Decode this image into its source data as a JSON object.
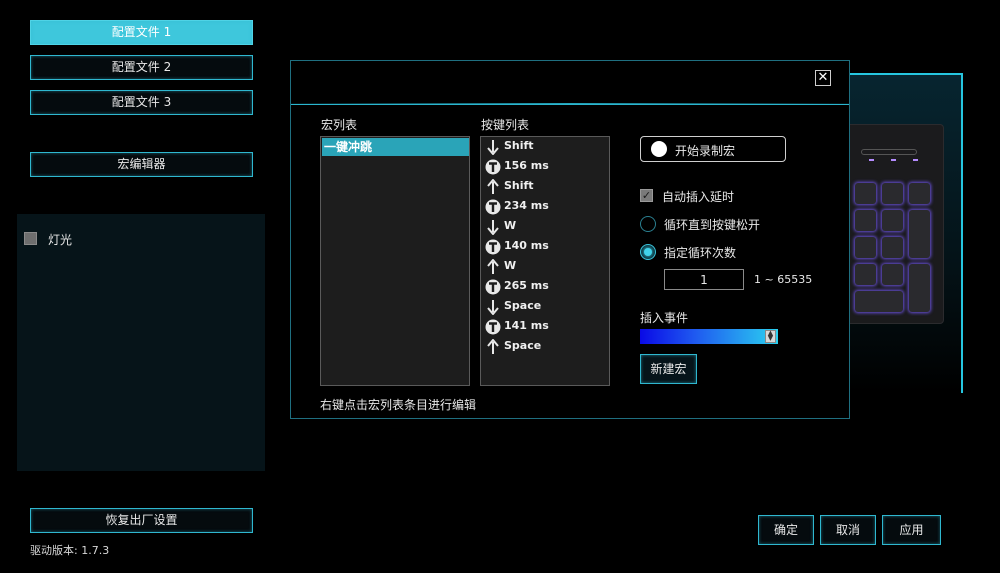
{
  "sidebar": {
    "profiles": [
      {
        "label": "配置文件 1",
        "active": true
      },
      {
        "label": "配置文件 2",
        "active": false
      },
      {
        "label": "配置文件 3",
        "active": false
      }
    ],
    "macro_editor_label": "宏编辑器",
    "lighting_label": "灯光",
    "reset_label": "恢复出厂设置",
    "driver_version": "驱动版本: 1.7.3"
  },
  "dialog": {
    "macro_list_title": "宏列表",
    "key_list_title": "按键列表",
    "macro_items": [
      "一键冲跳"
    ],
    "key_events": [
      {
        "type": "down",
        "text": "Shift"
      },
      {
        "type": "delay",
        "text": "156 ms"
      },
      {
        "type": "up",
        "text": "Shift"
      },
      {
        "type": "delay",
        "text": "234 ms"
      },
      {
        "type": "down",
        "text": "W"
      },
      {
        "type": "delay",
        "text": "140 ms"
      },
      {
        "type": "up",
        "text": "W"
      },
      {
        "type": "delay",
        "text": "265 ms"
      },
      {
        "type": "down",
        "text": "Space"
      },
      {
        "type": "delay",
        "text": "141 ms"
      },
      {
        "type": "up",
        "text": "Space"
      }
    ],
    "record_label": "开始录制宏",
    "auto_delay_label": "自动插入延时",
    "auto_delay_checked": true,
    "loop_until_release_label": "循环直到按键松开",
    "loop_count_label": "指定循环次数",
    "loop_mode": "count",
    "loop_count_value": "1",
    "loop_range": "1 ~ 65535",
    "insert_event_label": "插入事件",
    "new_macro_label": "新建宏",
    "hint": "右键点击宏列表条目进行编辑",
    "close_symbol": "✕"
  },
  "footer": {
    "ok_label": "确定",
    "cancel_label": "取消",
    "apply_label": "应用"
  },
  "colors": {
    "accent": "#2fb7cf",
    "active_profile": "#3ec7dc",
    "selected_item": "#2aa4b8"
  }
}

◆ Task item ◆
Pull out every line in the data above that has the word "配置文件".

◆ Response below ◆
        "label": "配置文件 1",
        "label": "配置文件 2",
        "label": "配置文件 3",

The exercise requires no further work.